▶ _TASK BRIEF_
The data should be printed in full, character for character.

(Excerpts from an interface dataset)
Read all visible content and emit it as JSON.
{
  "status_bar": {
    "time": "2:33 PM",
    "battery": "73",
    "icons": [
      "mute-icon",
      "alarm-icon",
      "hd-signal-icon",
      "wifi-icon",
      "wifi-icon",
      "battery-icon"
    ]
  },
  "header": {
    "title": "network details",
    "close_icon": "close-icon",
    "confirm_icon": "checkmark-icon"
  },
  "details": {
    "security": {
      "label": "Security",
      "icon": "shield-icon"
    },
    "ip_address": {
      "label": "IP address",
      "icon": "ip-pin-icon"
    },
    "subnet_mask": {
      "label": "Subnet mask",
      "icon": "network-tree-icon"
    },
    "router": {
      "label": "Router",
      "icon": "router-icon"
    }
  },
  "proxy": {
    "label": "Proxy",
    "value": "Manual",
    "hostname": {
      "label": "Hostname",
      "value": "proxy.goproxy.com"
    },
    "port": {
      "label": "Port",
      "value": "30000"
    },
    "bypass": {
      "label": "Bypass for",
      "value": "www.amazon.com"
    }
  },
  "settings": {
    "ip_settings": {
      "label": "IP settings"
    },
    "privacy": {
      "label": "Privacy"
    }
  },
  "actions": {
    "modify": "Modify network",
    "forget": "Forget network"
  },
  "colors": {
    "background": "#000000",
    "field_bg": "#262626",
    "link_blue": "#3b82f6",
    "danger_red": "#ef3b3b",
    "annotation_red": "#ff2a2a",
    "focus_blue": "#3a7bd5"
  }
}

▶ _SOLUTION FOR THIS EXERCISE_
Read all visible content and emit it as JSON.
{
  "status_bar": {
    "time": "2:33 PM",
    "battery": "73",
    "icons": [
      "mute-icon",
      "alarm-icon",
      "hd-signal-icon",
      "wifi-icon",
      "wifi-icon",
      "battery-icon"
    ]
  },
  "header": {
    "title": "network details",
    "close_icon": "close-icon",
    "confirm_icon": "checkmark-icon"
  },
  "details": {
    "security": {
      "label": "Security",
      "icon": "shield-icon"
    },
    "ip_address": {
      "label": "IP address",
      "icon": "ip-pin-icon"
    },
    "subnet_mask": {
      "label": "Subnet mask",
      "icon": "network-tree-icon"
    },
    "router": {
      "label": "Router",
      "icon": "router-icon"
    }
  },
  "proxy": {
    "label": "Proxy",
    "value": "Manual",
    "hostname": {
      "label": "Hostname",
      "value": "proxy.goproxy.com"
    },
    "port": {
      "label": "Port",
      "value": "30000"
    },
    "bypass": {
      "label": "Bypass for",
      "value": "www.amazon.com"
    }
  },
  "settings": {
    "ip_settings": {
      "label": "IP settings"
    },
    "privacy": {
      "label": "Privacy"
    }
  },
  "actions": {
    "modify": "Modify network",
    "forget": "Forget network"
  },
  "colors": {
    "background": "#000000",
    "field_bg": "#262626",
    "link_blue": "#3b82f6",
    "danger_red": "#ef3b3b",
    "annotation_red": "#ff2a2a",
    "focus_blue": "#3a7bd5"
  }
}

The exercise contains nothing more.